Good verbs dance on the page. They shout to the reader; they jump out while reading. “To be” verbs are lazy and boring. Though occasionally required, you should scrutinize each use of “to be” to find a more colorful verb.
With so many epiphanies, revelations, and inspirations, a pre-med’s path toward medicine sometimes sounds like a vision quest.
Realized is a fine word to use in small doses, as in, “During my time as a teaching assistant, I realized that my personal learning style was limiting my scope as an instructor.” In this case, there is a genuine shift in perspective and newfound self-awareness.
But if you overuse realized, you risk sounding naive, as if every small step in your life is a source of enlightenment.
7. Empathy, Compassion, Sensitivity (the feels)
Personal statements often have a case of “the feels.” As in, “My empathetic nature provides me with the sensitivity needed to deliver compassionate care.”
It’s hard to avoid these words altogether, since you often want to convey these qualities in your personal statement. Whenever possible, you should try to show these characteristics through your storytelling, so that you don’t overuse them.
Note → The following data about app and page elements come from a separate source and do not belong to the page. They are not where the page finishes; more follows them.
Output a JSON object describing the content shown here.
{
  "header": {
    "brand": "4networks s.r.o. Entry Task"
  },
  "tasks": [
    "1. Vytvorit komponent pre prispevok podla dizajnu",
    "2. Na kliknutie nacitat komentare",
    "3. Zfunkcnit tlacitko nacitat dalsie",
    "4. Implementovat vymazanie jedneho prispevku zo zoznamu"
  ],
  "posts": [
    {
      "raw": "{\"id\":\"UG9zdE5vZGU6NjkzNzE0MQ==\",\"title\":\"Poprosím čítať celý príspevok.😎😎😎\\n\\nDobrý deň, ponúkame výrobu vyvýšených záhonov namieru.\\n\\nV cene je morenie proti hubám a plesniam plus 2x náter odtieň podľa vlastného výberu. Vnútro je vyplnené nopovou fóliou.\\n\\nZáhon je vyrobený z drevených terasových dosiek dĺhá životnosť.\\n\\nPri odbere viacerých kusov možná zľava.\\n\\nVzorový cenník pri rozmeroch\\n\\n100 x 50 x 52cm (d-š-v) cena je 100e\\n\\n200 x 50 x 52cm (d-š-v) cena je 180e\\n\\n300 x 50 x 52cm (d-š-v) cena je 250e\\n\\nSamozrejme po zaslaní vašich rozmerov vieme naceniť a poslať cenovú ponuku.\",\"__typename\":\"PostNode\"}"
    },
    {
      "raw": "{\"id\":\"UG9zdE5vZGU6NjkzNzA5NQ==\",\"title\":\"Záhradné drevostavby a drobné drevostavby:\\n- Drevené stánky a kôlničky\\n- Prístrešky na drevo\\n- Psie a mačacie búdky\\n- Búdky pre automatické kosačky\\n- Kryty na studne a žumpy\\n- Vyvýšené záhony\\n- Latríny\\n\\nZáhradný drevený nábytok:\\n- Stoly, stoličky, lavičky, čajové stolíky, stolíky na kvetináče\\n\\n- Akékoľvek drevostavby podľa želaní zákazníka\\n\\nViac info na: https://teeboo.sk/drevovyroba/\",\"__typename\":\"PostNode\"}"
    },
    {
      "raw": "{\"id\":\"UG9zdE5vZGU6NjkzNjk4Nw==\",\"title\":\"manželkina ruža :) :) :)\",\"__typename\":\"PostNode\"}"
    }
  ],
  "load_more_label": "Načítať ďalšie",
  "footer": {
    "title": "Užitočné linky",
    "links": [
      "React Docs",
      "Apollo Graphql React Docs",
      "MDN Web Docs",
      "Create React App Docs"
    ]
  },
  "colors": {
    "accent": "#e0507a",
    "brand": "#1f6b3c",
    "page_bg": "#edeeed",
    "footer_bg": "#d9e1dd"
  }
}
Phrases like cultural sensitivity or an empathetic listener will mean nothing to the reader without concrete proof to back it up.
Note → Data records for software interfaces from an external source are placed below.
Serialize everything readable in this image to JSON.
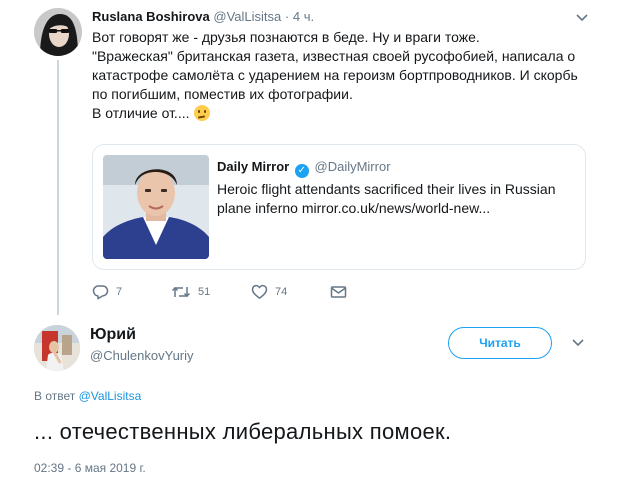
{
  "tweet1": {
    "author": {
      "name": "Ruslana Boshirova",
      "handle": "@ValLisitsa"
    },
    "separator": "·",
    "time": "4 ч.",
    "text_lines": [
      "Вот говорят же - друзья познаются в беде. Ну и враги тоже.",
      "\"Вражеская\" британская газета, известная своей русофобией, написала о",
      "катастрофе самолёта с ударением на героизм бортпроводников. И скорбь",
      "по погибшим, поместив их фотографии.",
      "В отличие от...."
    ],
    "emoji_icon": "thinking-face-icon",
    "quoted": {
      "name": "Daily Mirror",
      "handle": "@DailyMirror",
      "verified_icon": "verified-badge-icon",
      "text_lines": [
        "Heroic flight attendants sacrificed their lives in Russian",
        "plane inferno mirror.co.uk/news/world-new..."
      ]
    },
    "actions": {
      "reply_count": "7",
      "retweet_count": "51",
      "like_count": "74"
    }
  },
  "tweet2": {
    "author": {
      "name": "Юрий",
      "handle": "@ChulenkovYuriy"
    },
    "follow_label": "Читать",
    "reply_prefix": "В ответ",
    "reply_mention": "@ValLisitsa",
    "text": "... отечественных либеральных помоек.",
    "date": "02:39 - 6 мая 2019 г."
  },
  "colors": {
    "accent": "#1da1f2",
    "secondary_text": "#657786",
    "border": "#e1e8ed"
  }
}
8. I believe, I think, I feel, In my opinion (“throat clearing”)
It’s your personal statement, so the reader already knows that what you’re saying is what you think. Pre-meds will often qualify their sentences: “I believe that medicine’s power lies in its constant discoveries.” We get it--you’re a novice in the medical field, and some of your readers will be doctors and medical students. You don’t want to sound arrogant, like you already know everything about medicine.
However, in this case, you could easily drop the I believe that part of the sentence. The reader knows it’s your personal statement, so it’s already implied. “Medicine’s power lies in its constant discoveries” seems more like a fact than an opinion anyway. Few people would deny this assertion.
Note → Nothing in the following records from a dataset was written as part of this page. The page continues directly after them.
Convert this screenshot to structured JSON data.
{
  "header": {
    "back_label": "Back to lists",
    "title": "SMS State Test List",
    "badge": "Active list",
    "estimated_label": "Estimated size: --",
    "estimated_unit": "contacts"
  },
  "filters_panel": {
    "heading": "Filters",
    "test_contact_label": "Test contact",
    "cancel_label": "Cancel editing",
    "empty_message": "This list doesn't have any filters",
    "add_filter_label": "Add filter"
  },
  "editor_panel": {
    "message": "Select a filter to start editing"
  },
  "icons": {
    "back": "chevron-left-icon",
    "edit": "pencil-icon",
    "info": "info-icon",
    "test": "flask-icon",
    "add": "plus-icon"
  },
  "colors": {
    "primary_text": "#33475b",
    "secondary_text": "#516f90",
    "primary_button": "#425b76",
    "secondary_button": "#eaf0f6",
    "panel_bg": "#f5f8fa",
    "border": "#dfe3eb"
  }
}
You should make sure to establish a humble tone, but don’t waste too many characters with these unnecessary throat-clearing phrases.
9. Help, Helps, Helped, Helping People
“Help!” is a great Beatles song, but a horrible word for your personal statement.
“Helping people” is one of the biggest cliches in medical school admissions essays, and you should avoid it whenever possible.
Help is a weak word on its own, and it’s even more annoying when attached to another verb, as in, “I helped deliver the patient from the ambulance to the clinic.”
The best way to help yourself is to avoid this bogus word and save some characters in the process.
10. Additionally, Secondly, Finally, Overall, In conclusion
It’s a desire for logic and order that drives a pre-med to overuse these transitional words and phrases. But they’re clunky and unnecessary. Instead of slapping one of these placeholders onto the beginning of a sentence, you should connect the ideas between the paragraphs instead. Here’s an example:
...Research improved my analytical skills and showed me the importance of adapting in the face of challenges.
A few months later, I found myself shadowing a doctor in the emergency room.
Research and the ER seem disparate, but all it takes is a little tweaking to build the needed bridge:
...Research improved my analytical skills and showed me the importance of adapting in the face of challenges.
This ability to adapt came in handy during my time shadowing in the emergency room, where challenges presented themselves constantly and without warning.
Here, we’ve nixed the lame transitional placeholders in favor of connecting the paragraphs through the idea of challenges. Simple, but much more effective for the flow while reinforcing the point of your story.
We hope this list will strengthen your writing style by removing the generic and extraneous fluff. In most cases, you should opt for the concise way of conveying a message. “Addition by subtraction” might sound counterintuitive, but it’s a mantra that will reap you rewards as a writer.